But when you consistently take in toxins for a while, your liver gets overwhelmed and stops functioning to the extent of its abilities, resulting in toxin build-up.
Once you start detoxing, your liver gets kicked back into action; the enzymes in your liver work faster than average to process all the toxins that got stuck in there.
As soon as those built-up toxins are converted to urea, they’re released to your bloodstream and sent to the next point of conversion; your kidneys.
Kidneys work as another filtration system, focusing on the toxins in your bloodstream. Blood passes directly through the kidneys so they can pull toxins and excess water to convert to urine and send the rest on its way.
The skin is not typically the first detox organ that comes to mind, but it is an important one. It acts as a barrier between toxic substances and your body, but it also serves as an exit for toxins.
Lungs don’t get enough credit for removing toxins, but they release more than just carbon dioxide. On average, we expel over 200 toxic chemical compounds every time we exhale.
Like the skin, lungs pick up slack from the liver and kidneys. If those two organs cannot release a toxin, it may get carried through your bloodstream, into your lungs, and breathed or coughed out.
With so much going on in your organs, you’re bound to feel some unpleasant withdrawal symptoms. Generally, the extra work for your body will make you feel physically and mentally exhausted, so be sure to get plenty of rest while you detox.
Your kidneys need to push out lots of fluids to eliminate all the toxins that are suddenly ready to leave. This can lead to dehydration and secondary symptoms such as headaches, nausea, and more fatigue. Staying hydrated can support your kidneys through the detox and lessen the severity of symptoms.

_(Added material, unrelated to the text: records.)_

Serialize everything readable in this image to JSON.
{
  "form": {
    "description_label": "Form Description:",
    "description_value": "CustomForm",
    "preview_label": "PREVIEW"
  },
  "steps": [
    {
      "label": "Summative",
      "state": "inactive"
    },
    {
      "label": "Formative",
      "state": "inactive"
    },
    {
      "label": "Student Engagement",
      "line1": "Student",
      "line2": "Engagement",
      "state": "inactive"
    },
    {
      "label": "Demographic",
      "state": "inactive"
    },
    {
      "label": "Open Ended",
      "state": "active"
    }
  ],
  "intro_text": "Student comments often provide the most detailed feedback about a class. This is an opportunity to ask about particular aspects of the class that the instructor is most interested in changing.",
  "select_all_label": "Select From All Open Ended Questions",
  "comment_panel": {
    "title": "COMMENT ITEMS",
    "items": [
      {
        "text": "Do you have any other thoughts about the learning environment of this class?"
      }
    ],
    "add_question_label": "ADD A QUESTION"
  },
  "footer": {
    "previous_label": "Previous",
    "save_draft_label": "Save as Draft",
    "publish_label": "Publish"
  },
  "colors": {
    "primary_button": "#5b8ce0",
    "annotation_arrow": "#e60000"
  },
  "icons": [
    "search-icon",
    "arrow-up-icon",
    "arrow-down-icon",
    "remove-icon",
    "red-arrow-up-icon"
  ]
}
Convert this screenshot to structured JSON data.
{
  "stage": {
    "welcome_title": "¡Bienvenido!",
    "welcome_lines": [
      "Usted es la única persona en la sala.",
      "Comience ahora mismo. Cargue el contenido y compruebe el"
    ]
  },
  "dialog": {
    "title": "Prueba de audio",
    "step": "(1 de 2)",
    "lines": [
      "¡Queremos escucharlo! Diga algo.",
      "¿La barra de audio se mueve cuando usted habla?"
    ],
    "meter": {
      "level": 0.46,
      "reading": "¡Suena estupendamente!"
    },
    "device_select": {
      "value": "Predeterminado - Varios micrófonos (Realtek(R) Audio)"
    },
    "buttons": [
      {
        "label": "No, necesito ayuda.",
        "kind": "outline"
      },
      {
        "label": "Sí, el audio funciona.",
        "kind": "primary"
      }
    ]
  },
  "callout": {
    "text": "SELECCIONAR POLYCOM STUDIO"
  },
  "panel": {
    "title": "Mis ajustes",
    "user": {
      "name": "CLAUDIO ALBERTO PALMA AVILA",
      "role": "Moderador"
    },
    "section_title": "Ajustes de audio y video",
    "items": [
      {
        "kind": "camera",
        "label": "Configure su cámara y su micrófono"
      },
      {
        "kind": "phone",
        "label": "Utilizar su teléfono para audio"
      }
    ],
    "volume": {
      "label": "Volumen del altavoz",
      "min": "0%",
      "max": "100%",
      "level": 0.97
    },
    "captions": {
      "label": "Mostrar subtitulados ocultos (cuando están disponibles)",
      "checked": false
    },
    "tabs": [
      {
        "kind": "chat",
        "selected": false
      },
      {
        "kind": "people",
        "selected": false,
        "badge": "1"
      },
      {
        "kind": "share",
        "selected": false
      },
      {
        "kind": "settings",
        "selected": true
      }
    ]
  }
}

Excess toxins exiting through your skin will cause an increase in breakouts for a lot of people. This can be distressing to see, but you’ll have clearer skin once the process is over.
Under normal circumstances, your lungs detox by simply exhaling. But, with an increase in detoxification, regular exhaling won’t be enough; you may find yourself coughing up mucus as your lungs rid themselves of built-up toxins.
While some extra coughing is expected during a detox, seek medical assistance if it becomes excessive or you have trouble breathing as these symptoms can become dangerous.
While going through a detox, it’s important to understand what’s happening in your body to understand how to take care of yourself during this challenging yet rewarding process.
The organs that put in the most work during detox are your liver, kidneys, skin, and lungs; the overworking of these organs can result in troublesome symptoms, especially if you aren’t taking care of yourself.
Whatever reasons you may have for taking on a detox, you’ll have an easier time now that you know what to expect and can prepare accordingly.